Pundits tout "tax and spend" as the way the federal government operates, but the government makes the dollars, so it must spend first, then retrieve some dollars in taxes, otherwise the population wouldn't have dollars with which to pay taxes.
What do we call the dollars not retrieved in taxes? Answer #1: The dollar financial assets of the population. Answer #2: National 'debt.' Both answers refer to exactly the same thing.
Similarly, your bank account is your asset, but to the bank, it's a debt. Fighting for national 'debt' reduction is equivalent to demanding your bank reduce its debt to you--in other words, make your account smaller. It's hardly sensible, but it does serve to deceive the population.
How many times have you heard that national debt is a problem? A burden for future generations? Ask yourself: Is my bank account a problem?
When governments practice austerity, savings shrink and economic instability grows. usterity is absurd, unnecessary and only serves to immiserate people.

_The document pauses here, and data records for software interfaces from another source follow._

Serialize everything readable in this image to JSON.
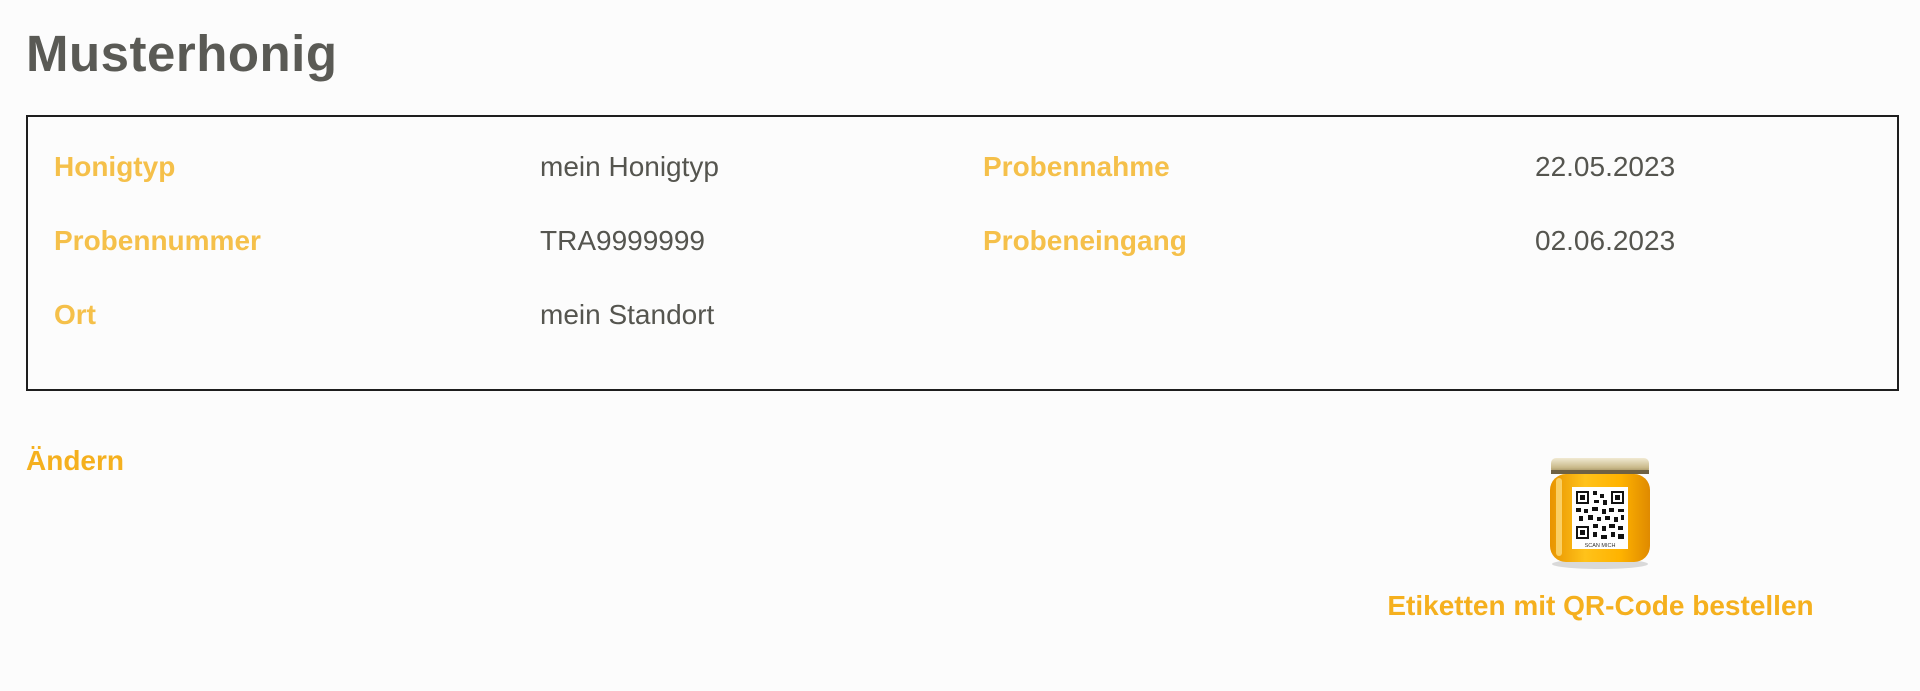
{
  "page": {
    "title": "Musterhonig"
  },
  "details": {
    "honigtyp_label": "Honigtyp",
    "honigtyp_value": "mein Honigtyp",
    "probennummer_label": "Probennummer",
    "probennummer_value": "TRA9999999",
    "ort_label": "Ort",
    "ort_value": "mein Standort",
    "probennahme_label": "Probennahme",
    "probennahme_value": "22.05.2023",
    "probeneingang_label": "Probeneingang",
    "probeneingang_value": "02.06.2023"
  },
  "actions": {
    "edit_label": "Ändern",
    "order_labels_label": "Etiketten mit QR-Code bestellen"
  },
  "promo": {
    "jar_icon": "honey-jar-qr-image",
    "jar_label": "SCAN MICH"
  },
  "colors": {
    "label": "#f5c04a",
    "link": "#f5b01e",
    "text": "#55554f",
    "title": "#5a5a55",
    "border": "#1e1e1e"
  }
}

So the austerity excuse for not spending without raising taxes is illegitimate. Remember, government must spend first, without any revenue constraint. The federal government is the only fiscally unconstrained player in the economy.
Congress required our central bank, the Federal Reserve ("the Fed") to publish an audit of its distributions after Lehman's bankruptcy. The Fed created $16 - $29 trillion in credit to prop up the banks whose Ponzi capitalism caused the collapse now called the Global Financial Crisis (GFC). Before and after the GFC, there was no tax rise, and no surge of inflation.
So we're not running out of money, and the coronavirus stimulus checks confirm that. We will run out of dollars when the Bureau of Weights and measures runs out of inches--never.
Furthermore, inflation does not stem from "printing" too much money, it's typically caused by a shortage of goods. In Zimbabwe, the Rhodesian farmers left, and a shortage of food initiated the hyperinflation, not money printing.
These observations are difficult for many people to accept. People are used to household economics, and "tax & spend" aligns with that exactly. The trouble now is that we need to mobilize society's resources to address significant problems, like a pandemic and the impending climate catastrophe.
Yet orthodox economics continues to promote the austerity narrative with theories like "crowding out," which assumes the economy is a zero-sum game and resources are completely consumed, so when government employs additional resources with its spending, it must do so at the expense of the private sector. Yet, according to the Fed, the U.S. economy is at less than 75% of its current capacity. A more realistic economics would conclude that government spending would employ idle resources, not "crowd out" private use.
History demonstrates this conclusion is realistic, too. GDP growth rates increased dramatically when the government spent for the New Deal and for the big public works project we call "World War II." One could conclude the additional GDP growth was a result of bringing under-employed resources online. During World War II, government employed 50% of the economy. For the Green New Deal, it would only have to employ 5%, yet the austerity narrative discourages even that modest spending.
When governments practice austerity, savings shrink and economic instability grows. Historically, whenever government has succumbed to the siren song of "fiscal responsibility," significantly reducing deficits, the economy goes into a tailspin...100% of the time.
So...austerity is absurd, unnecessary and only serves to immiserate people.
Simpler Than it Looks